Rating: 4 out of 5 stars
Emotional, contemporarily balletic and deeply European.
Richard Alston has been at the forefront of contemporary ballet for decades and this, his final tour, serves as a reminder of the choreographer’s opus and reach. His training with Merce Cunningham and subsequent work as director of world-renowned Ballet Rambert has had an immeasurable effect on the contemporary dance scene and environment. The evening’s programme presented four competent, moving, complex and beautiful pieces.
We were treated first to Voices and Light Footsteps, which finds images of flowing line and courtship in Monteverdi’s madrigals. The emulation of Italian renaissance dances brings the music to life, though the focus on moves which ground the dancers, with only a few lifts and leaps, makes for a slow and heavy feeling start to the proceedings. Continue reading Review: Richard Alston Dance Company @ Exeter Northcott

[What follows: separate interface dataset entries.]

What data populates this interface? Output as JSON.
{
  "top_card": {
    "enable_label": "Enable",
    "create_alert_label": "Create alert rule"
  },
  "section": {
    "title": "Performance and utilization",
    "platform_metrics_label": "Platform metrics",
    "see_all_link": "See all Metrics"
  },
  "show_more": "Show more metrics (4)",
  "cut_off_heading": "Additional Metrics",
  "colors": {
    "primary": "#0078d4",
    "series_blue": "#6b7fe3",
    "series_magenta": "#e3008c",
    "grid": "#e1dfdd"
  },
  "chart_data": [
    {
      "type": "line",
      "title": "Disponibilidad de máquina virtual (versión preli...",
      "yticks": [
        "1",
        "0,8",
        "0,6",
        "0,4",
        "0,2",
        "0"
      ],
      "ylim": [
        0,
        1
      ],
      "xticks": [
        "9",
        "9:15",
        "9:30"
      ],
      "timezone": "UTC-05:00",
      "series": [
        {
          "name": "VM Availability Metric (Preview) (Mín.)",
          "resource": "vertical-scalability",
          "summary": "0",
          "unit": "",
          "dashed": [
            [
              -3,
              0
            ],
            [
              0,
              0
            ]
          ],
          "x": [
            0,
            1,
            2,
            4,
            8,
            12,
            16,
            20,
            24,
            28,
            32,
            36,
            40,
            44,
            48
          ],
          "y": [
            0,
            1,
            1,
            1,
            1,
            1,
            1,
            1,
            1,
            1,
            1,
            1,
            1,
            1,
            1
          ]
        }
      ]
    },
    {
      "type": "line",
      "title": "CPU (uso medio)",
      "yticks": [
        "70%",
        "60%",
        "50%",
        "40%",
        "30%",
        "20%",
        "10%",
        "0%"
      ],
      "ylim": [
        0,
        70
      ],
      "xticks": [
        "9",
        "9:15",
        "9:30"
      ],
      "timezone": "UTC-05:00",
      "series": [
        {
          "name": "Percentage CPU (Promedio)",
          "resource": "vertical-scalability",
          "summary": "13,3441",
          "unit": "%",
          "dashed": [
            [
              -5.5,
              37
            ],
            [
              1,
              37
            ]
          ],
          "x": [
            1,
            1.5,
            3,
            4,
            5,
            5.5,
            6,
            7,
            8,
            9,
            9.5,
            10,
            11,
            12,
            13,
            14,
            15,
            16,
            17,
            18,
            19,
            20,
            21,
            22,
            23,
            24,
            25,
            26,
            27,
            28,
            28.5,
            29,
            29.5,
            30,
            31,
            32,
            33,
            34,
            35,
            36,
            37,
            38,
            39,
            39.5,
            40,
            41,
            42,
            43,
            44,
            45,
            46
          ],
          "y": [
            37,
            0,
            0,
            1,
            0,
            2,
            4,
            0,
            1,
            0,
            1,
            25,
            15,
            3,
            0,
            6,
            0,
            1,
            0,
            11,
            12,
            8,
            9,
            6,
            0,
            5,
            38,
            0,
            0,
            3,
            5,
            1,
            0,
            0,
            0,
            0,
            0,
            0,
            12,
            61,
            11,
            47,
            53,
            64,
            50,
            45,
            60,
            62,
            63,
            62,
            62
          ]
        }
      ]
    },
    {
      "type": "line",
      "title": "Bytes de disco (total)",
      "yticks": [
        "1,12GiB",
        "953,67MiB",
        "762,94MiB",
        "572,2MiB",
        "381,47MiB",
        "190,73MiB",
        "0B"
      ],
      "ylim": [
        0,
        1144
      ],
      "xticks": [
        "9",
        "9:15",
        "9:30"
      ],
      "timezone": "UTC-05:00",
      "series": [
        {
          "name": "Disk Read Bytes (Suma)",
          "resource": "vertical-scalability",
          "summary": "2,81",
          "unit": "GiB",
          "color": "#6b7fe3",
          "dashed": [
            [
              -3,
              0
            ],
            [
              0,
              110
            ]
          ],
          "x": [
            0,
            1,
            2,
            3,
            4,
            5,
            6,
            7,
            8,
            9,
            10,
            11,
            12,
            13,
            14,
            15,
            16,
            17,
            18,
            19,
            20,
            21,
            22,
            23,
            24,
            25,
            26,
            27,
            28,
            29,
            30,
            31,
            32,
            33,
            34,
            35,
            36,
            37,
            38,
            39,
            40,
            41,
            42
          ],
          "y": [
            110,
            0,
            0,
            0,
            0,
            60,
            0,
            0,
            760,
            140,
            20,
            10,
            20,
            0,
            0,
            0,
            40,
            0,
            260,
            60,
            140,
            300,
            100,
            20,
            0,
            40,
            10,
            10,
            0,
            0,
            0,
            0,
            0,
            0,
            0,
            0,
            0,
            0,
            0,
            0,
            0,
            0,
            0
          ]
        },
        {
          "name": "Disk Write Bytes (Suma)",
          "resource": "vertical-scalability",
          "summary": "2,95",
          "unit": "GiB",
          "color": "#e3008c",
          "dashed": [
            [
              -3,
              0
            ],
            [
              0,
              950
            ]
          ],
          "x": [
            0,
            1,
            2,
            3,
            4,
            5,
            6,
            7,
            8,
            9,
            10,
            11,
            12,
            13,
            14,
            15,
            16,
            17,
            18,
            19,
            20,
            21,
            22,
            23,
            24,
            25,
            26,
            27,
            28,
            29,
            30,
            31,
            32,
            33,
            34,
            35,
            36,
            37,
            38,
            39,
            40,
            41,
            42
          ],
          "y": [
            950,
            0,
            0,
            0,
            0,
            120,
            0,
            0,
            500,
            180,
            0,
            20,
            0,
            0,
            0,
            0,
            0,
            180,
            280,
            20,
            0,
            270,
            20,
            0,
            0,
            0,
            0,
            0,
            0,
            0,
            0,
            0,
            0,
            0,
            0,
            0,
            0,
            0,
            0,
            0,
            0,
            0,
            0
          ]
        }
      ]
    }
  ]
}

Farce is “a particular sense of humour”, Tessa Peake-Jones admits as we sit down to chat in Bang Bang!’s rehearsal space at Exeter’s Maketank. It’s less than a week before their opening night at Exeter Northcott and for Peake-Jones, known for her roles in Only Fools and Horses and Granchester, this is her first experience acting what she refers to as “proper farce, traditional farce.” It is also the stage writing debut of British comedy legend, John Cleese, who has previously achieved global success with works such as Monty Python and Fawlty Towers. Continue reading Interview: Tessa Peake-Jones, Actor in Bang Bang!
Footlights tackles the musical version of the 1990 film Ghost at the Northcott Theatre. Due to stellar performances and innovative technological choices, the production warrants its four stars. Continue reading Review: Footlights’ Ghost the Musical @ Northcott Theatre
Gatsby: the name is synonymous with glamour, the roaring ‘20s, extravagant excess, wealth, parties, hedonism, flowing alcohol, the power to turn dreams into reality, and the sense of a lost time. It also signifies a story of dashed ambition and tragedy. EUTCO’s production of The Great Gatsby at the Northcott, adapted from F. Scott Fitzgerald’s American classic, drew out these tensions thoughtfully and impressively. Published in 1925, Fitzgerald’s novel has undergone a whole new revival with the onset of the 2020s. Mimi Templar Gay’s direction produced a play which encouraged its audience to reflect on its relevance to our present time, particularly in light of its pervasive concerns with money, success and what it means to be fortunate. Continue reading Review: EUTCO’s The Great Gatsby
Sustainability means eco-friendly, right? Lately, it seems that those words have become interchangeable. So, when thinking about sustainability in the theatre world we know that if theatre bars stop using plastic cups and advertisers make recyclable programmes, the industry is sustainable enough to stay afloat. In reality, sustainability in theatre is not limited to greenifying its spaces. It needs to achieve what the Theatre Trust calls ‘the triple bottom line’, meaning environmental, social, and economic sustainability. However, recently the theatre spotlight has illuminated a significant problem; that this art form no longer has a sustainable audience. Continue reading Is the Face of Theatre Truly Changing?
Ballet Cymru, led by artistic director Darius James (OBE), claims to do things a bit differently. If we are to judge by this revival tour of their 2013 ballet Romeo a Juliet, choreographed by him and assistant artistic director Amy Doughty, that statement is indeed true. I applaud the moves towards inclusivity, which feel genuine and never tokenistic. To have a female dancer portraying Benvolio and Friar Lawrence, as well as a wheelchair-using dancer (Joe Powell-Main) in ballet are mention-worthy. It would have been wonderful to see Powell-Main featured even more prominently, but this inclusion is definitely the move in the right direction for ballet and dance in general. Continue reading Romeo A Juliet @ Exeter Northcott
Disclaimer: The views expressed in this review do not represent those of the Magazine as a whole, they are an individual’s interpretation.
Undeniably it is extremely important to have diverse representation. I applaud any and all work by emerging artists from marginalised communities. Their experiences and perspectives are eye-opening and have to be a part of our theatre scene. With that in mind, however, in my opinion this production unfortunately misses the mark on representing these complex ideas which it desperately wants to put on stage. Continue reading Review: Black Men Walking @ Exeter Northcott